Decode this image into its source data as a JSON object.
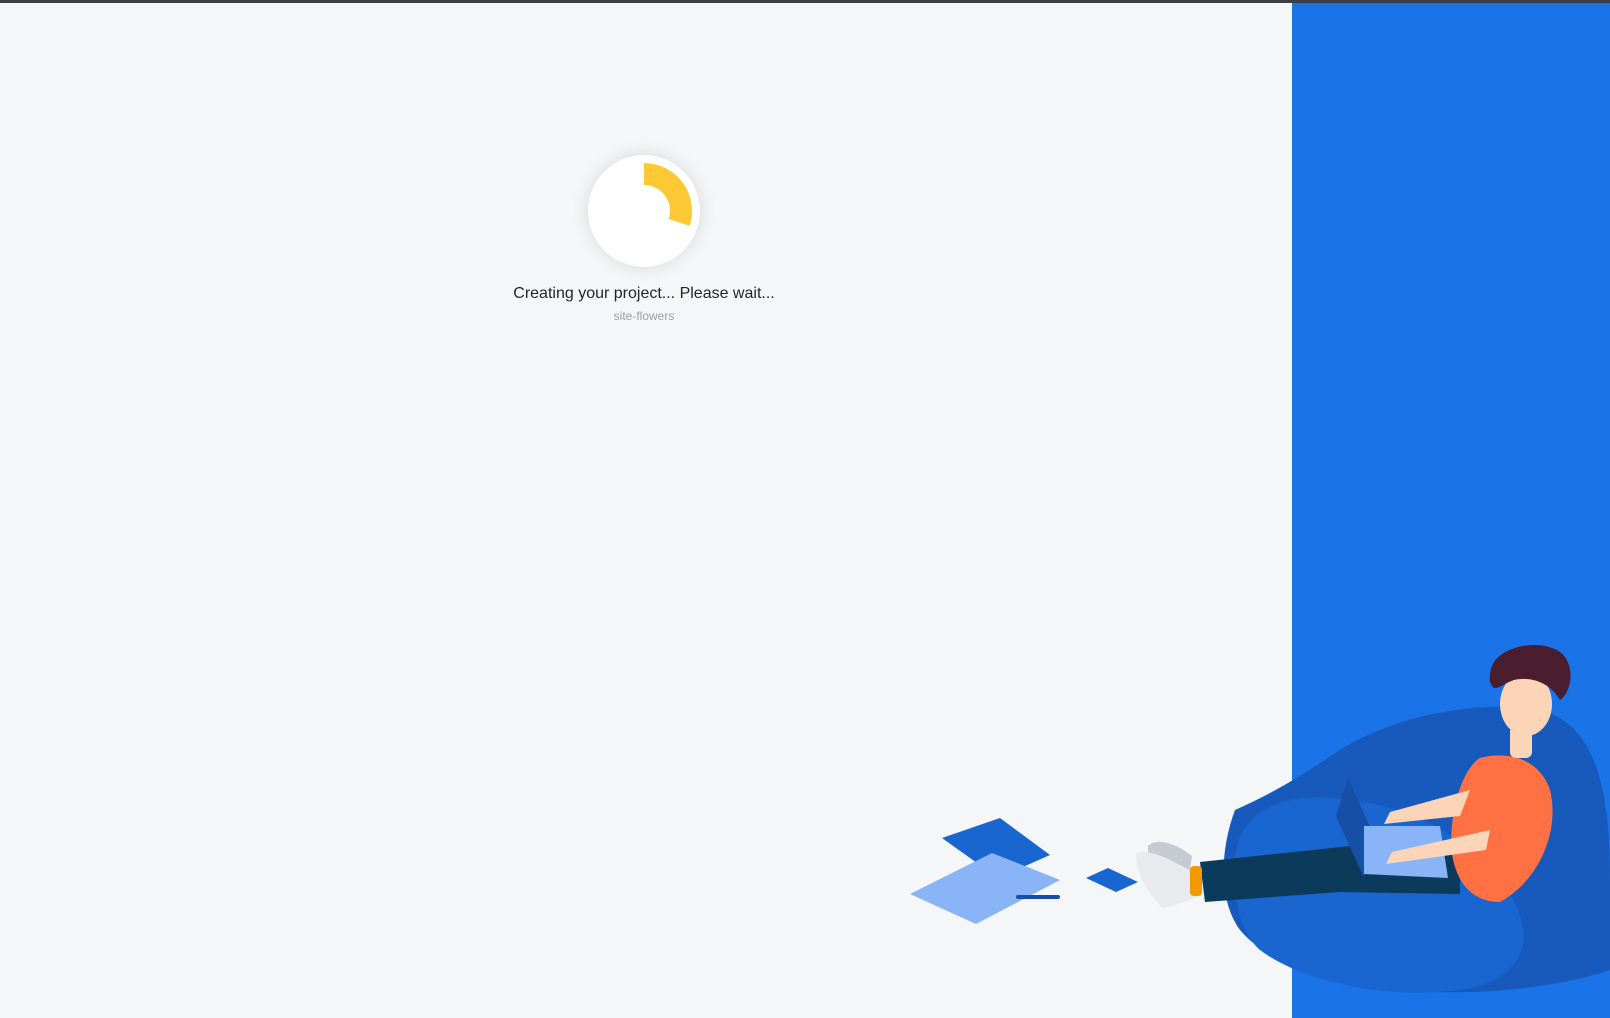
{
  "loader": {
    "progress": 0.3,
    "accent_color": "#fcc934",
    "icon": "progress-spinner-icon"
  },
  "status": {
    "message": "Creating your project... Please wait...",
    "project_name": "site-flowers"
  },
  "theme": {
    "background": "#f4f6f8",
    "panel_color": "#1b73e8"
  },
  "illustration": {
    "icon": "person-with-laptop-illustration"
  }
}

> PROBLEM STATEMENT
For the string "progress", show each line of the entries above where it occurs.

> YOUR RESPONSE
    "progress": 0.3,
    "icon": "progress-spinner-icon"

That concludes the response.